Director Hitesh Bhatia, after a long time, presents a Hindi film that is simple and sweet in essence. At one point, Sharma’s friend Chadda (Satish Kaushik) calls him the ‘working-class hero’. And The concept empowers the elder citizens of society, providing them with a voice that age never validates the sanctity of life. The story emphasises the spirit of self-love and embracing one’s identity.
The unlikely friendship between Sharma and Veena (Juhi Chawla), a widow and part of the Kitty party is incredibly endearing to watch. We observe how mutual emotions and circumstances, beyond gender, bind us as human beings. Shots of them in a car together signify how they are going through similar thoughts. Having said that, I would’ve liked to see more about Veena and how she lives, aside from the regular kitty parties. Chawla, by the way, is an absolute delight. And so are Ayesha Raza Mishra, Sulagna Panigrahi and Sheeba Chadha. They are a joy to watch.
Recently, The Great Indian Kitchen addresses misogyny and how a woman is restricted to cooking and domestic chores. Here, we see an elderly man step into the kitchen, who finds food-making a form of liberation. Delicacies shown and mentioned make one feel hungry and the foods become an instrumental character in this picture. The food represents life and how delicious it can be, should one choose to eat it.
Then in another comical video of Sharmaji performing a Naagin dance, to which all the men, mock him and he becomes subject to embarrassment. This parallel is drawn with Zindagi Tamasha. In this, a ‘respected’ and devoted Muslim man gets socially eschewed after a video that shows his dancing to a female song goes viral. Very smoothly, the movie addresses gender stereotypes and how the mindset of society requires urgent change. There are frequent references to various political issues, which seem random and misplaced.
The heart and soul of Sharmaji Namkeen are certainly in the right place. However, I feel that a tighter screenplay would’ve made the movie more layered. We understand that his rapport with his elder son is dysfunctional. But there is the scope for him to get along with the younger offspring. I would’ve liked to see more layers as a family. This would’ve made the complexities and differences more relatable. I also feel the movie could’ve also dived deeper into the psyche of Sharmaji. How not only does he deal with life, but his mental well-being too.
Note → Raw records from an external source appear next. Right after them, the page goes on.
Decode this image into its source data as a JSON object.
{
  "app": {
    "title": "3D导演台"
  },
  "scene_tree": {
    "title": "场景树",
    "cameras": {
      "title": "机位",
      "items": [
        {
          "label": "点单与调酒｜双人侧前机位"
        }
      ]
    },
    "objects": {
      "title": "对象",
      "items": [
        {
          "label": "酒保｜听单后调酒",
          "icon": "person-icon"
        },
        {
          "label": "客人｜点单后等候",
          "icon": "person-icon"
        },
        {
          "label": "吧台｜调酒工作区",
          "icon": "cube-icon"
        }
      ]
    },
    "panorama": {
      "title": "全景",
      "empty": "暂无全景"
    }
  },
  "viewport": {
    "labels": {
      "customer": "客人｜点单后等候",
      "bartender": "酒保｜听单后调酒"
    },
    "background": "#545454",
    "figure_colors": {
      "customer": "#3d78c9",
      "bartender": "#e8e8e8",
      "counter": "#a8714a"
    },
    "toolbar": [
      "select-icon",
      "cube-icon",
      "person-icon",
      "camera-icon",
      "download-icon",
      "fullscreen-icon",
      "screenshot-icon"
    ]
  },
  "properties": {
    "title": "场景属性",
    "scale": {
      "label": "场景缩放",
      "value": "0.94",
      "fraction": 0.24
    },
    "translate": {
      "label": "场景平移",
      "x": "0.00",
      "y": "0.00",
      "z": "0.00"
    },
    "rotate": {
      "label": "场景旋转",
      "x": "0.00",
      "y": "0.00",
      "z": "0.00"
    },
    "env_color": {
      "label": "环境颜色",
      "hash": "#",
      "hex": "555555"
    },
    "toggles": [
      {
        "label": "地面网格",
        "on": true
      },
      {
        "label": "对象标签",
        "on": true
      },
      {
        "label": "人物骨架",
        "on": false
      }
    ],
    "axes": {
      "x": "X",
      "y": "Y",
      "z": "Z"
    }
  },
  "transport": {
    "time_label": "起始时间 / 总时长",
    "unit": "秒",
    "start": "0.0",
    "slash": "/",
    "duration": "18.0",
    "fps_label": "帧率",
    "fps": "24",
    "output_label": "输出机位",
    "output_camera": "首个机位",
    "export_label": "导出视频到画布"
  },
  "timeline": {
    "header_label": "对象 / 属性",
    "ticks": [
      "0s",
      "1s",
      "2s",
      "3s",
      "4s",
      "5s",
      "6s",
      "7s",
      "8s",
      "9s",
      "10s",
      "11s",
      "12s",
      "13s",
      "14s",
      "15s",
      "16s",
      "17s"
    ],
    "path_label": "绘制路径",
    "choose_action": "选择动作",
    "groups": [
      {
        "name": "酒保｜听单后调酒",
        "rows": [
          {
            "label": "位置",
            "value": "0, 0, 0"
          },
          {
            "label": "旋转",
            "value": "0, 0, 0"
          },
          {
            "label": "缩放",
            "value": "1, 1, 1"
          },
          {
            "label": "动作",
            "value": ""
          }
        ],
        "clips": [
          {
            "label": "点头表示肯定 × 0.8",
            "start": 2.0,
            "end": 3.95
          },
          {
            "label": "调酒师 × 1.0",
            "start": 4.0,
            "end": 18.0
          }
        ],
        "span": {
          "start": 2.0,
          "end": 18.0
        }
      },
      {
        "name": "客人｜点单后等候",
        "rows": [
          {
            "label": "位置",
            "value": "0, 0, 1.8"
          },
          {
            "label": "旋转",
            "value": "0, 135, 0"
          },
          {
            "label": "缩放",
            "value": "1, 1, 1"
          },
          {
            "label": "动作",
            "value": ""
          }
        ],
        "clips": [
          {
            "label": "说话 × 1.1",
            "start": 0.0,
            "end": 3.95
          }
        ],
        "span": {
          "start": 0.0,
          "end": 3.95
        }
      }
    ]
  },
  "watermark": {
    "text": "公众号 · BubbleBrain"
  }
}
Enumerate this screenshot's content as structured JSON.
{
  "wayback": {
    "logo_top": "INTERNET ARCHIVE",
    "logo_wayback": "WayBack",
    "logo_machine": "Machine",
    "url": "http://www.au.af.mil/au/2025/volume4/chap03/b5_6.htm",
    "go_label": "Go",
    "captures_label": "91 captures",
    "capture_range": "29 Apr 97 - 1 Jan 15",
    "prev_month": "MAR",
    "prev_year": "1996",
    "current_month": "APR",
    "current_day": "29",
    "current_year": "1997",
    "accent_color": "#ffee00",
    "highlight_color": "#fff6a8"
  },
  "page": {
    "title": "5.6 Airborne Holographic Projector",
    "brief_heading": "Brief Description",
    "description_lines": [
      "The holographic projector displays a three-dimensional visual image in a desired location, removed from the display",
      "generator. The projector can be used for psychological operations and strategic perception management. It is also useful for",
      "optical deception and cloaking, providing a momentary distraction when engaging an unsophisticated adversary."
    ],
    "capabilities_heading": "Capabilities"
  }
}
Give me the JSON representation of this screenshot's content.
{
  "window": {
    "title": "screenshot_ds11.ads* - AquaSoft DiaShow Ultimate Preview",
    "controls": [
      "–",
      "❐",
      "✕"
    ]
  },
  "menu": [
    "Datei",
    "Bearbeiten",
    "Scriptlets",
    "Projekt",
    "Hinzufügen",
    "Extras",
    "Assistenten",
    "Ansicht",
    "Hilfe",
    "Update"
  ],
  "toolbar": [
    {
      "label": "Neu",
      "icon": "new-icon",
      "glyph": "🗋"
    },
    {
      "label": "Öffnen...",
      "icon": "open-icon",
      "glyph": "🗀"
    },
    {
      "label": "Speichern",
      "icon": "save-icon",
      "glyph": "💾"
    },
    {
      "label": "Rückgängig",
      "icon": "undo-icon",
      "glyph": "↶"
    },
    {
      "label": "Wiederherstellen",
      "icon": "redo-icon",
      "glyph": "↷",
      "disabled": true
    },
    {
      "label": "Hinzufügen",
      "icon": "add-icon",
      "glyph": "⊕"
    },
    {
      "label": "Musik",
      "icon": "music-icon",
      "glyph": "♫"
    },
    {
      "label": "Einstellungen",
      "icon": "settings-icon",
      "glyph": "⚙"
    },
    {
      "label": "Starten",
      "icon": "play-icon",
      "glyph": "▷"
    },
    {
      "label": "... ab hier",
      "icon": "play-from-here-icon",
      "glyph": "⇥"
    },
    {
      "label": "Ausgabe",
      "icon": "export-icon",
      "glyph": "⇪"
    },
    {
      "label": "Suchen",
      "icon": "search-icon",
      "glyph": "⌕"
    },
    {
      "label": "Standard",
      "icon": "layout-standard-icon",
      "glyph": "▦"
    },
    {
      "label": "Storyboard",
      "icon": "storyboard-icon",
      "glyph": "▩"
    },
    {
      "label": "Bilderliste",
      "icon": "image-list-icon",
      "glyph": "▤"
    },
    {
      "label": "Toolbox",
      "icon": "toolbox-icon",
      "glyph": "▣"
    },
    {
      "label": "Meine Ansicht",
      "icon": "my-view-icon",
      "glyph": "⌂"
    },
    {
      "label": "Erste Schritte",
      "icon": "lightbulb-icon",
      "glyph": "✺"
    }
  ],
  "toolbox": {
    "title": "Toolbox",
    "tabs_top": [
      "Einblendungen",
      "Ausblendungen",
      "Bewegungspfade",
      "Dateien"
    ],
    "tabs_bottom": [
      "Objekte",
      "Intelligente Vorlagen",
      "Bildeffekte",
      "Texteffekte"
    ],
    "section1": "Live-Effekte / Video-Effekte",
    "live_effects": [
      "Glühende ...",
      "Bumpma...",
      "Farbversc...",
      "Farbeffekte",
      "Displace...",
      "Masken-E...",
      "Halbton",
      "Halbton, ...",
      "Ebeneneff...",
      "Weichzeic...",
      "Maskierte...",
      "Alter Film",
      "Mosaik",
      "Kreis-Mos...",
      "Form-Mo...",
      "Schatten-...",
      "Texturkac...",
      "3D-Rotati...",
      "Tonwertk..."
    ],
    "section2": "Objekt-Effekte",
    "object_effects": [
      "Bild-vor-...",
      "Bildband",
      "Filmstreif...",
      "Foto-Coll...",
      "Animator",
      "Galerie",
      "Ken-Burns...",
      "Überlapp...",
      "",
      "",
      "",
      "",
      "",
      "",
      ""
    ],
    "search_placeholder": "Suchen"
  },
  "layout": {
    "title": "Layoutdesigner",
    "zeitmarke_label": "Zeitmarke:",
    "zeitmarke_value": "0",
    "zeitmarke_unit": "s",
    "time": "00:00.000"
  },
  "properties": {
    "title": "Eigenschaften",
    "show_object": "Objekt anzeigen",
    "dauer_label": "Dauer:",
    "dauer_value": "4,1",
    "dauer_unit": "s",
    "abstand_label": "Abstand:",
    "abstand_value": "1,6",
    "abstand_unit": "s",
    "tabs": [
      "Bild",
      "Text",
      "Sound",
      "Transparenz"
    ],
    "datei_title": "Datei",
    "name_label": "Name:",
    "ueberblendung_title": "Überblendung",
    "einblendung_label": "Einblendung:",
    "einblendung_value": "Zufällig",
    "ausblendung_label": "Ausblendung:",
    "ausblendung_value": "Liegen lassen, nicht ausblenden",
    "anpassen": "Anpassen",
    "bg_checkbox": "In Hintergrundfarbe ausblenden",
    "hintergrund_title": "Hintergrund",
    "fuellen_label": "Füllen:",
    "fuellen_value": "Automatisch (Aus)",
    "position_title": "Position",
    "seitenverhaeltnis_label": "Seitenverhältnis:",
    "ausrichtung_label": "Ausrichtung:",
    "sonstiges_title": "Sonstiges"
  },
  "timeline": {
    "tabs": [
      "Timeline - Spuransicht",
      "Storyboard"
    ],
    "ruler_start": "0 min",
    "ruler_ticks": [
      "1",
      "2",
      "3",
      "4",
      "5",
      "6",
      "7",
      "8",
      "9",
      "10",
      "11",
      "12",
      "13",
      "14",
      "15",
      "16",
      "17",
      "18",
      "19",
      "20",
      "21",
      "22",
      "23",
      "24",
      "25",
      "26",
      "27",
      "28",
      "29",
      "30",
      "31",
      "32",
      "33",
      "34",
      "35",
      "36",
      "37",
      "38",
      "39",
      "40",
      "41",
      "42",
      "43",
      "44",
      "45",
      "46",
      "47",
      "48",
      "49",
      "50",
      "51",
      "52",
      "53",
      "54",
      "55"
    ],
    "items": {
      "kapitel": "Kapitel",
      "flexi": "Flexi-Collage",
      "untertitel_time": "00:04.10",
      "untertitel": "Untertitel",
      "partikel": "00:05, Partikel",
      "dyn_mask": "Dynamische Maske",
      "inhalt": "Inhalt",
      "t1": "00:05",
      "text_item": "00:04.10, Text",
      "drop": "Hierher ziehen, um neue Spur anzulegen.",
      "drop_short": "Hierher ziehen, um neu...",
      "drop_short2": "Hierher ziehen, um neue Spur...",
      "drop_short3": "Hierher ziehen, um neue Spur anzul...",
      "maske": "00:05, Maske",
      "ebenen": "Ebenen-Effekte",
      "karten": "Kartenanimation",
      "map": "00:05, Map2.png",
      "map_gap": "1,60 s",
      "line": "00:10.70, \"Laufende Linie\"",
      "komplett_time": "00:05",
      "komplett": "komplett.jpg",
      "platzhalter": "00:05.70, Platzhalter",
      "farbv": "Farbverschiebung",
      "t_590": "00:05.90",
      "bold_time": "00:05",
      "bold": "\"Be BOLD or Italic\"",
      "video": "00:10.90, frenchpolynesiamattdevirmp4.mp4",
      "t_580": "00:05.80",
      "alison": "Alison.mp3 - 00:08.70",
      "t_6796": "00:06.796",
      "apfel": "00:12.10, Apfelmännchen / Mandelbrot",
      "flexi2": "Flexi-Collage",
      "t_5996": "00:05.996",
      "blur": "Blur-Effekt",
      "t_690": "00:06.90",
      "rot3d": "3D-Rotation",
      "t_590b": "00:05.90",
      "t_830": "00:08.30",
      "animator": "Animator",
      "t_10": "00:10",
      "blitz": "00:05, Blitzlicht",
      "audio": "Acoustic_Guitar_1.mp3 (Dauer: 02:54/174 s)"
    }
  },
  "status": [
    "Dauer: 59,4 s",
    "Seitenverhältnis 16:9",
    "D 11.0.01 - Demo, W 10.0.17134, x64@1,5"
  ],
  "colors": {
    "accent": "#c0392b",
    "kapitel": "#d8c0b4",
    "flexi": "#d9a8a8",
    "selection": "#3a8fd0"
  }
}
It is interesting how Paresh Rawal just did Dear Father which explores the disconnect between generations and the sentimental isolation endured by OAPs. In this movie, he adds a sarcastic, comical touch to the character. Whereas Rishi Kapoor exudes gentility, cuteness and empathy. Kapoor has done films like Pyaar Mein Twist and 102 Not Out. Thus, he portrays characters with ‘second innings’ of life very beautifully.
Initially, I was sceptical as to whether both actors playing the same role would work, but it actually does. Kudos goes to the editor Bodhaditya Banerjee for cutting the film in a way that makes the roles seem parallel to each other. The duo’s contrasting crafts add differing perspectives/shades to Sharmaji. Due to fate, this movie creates history and it is competent.
Sharmaji Namkeen is a breath of fresh air as it reminds us of the simple and sweet cinema we’ve been missing for a while. Sure, it may not be flawless, but it has sincerity and compassion. Sharmaji’s vivacious and perennial spirit pays a heartfelt homage to our beloved Chintu Ji and the legacy he leaves behind. Worth a stream.
Sharmaji Namkeeen is backed by Excel Entertainment and Abhishek Chaubey. It streams on Amazon Prime Video.